Eric Sparkes showed up during a television interview with Republican state representative from Georgia, Erica Thomas, on Saturday, outside the Atlanta-area Publix store where the incident allegedly occurred, the station reported.

Continue reading...

Western Sydney stabbing: woman allegedly murdered mother in ‘horrific attack’

Woman, 54, was allegedly killed in front of four-year-old grandson in St Clair

A woman has allegedly decapitated her mother in front of the 57-year-old’s four-year-old grandson in their western Sydney home.

The dead woman’s 25-year-old daughter was arrested in the front yard of a neighbour’s home, charged with murder and will appear in Parramatta bail court later on Sunday.

Continue reading...

Neil Perry’s restaurant empire sued by Rockpool chef for alleged underpayment

Chef says he worked 20-hour shifts in Melbourne restaurant for $12 an hour and slept on pastry bench

Celebrity chef Neil Perry’s high-end restaurant empire is being sued for allegedly underpaying a chef who worked gruelling 20-hour shifts at the Rockpool Bar & Grill restaurant in Melbourne.

Rohit Karki claims he worked more than 70 hours per week, including 20-hour shifts from 4am to midnight over consecutive days without breaks for $12 an hour.

Continue reading...

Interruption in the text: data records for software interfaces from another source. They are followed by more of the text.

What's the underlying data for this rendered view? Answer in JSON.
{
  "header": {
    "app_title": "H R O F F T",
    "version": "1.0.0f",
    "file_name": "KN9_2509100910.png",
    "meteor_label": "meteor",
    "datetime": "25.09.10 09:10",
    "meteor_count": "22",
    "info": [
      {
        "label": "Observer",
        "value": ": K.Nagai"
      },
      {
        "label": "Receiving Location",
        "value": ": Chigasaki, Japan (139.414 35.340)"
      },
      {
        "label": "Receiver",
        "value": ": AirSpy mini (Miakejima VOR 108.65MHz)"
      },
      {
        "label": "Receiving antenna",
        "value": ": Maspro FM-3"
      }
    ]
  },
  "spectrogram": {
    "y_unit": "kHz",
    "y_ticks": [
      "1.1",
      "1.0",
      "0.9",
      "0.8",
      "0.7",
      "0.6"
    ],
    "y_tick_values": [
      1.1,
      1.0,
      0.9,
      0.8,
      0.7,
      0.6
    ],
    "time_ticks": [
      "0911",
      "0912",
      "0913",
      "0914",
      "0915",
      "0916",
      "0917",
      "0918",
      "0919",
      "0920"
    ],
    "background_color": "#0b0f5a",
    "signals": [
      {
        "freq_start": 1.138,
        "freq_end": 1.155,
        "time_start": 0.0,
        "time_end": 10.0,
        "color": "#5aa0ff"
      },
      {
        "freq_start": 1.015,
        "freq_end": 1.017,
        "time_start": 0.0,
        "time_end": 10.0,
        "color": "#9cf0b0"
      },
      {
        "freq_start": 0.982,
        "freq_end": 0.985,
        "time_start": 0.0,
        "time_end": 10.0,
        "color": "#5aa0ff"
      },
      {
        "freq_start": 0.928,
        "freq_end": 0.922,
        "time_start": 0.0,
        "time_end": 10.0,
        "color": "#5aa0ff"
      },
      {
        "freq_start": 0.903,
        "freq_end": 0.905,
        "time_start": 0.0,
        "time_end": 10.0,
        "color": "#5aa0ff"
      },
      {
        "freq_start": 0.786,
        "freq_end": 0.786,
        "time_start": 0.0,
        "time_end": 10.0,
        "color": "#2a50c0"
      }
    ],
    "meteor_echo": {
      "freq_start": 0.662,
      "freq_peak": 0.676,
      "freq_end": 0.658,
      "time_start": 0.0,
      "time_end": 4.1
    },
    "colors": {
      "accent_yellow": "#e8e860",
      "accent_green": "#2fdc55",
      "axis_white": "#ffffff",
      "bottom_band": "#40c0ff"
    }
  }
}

Kyoto Animation’s stories celebrated warmth and belonging. The fire is a tragic loss of life and legacy | Patrick Lum

The studio that nurtured creativity and treasured its staff made anime that found magic in the everyday

Like many fans, I wasn’t really aware of specific animation houses or companies when I first got into Japanese animation as a kid. Anime, as far as I was concerned, came from Japan: end of story. But over time, it became apparent that some of my favourite series and movies were all done by the same studio – a powerhouse named Kyoto Animation.

Related: Kyoto Animation studio fire suspect named by police

Continue reading...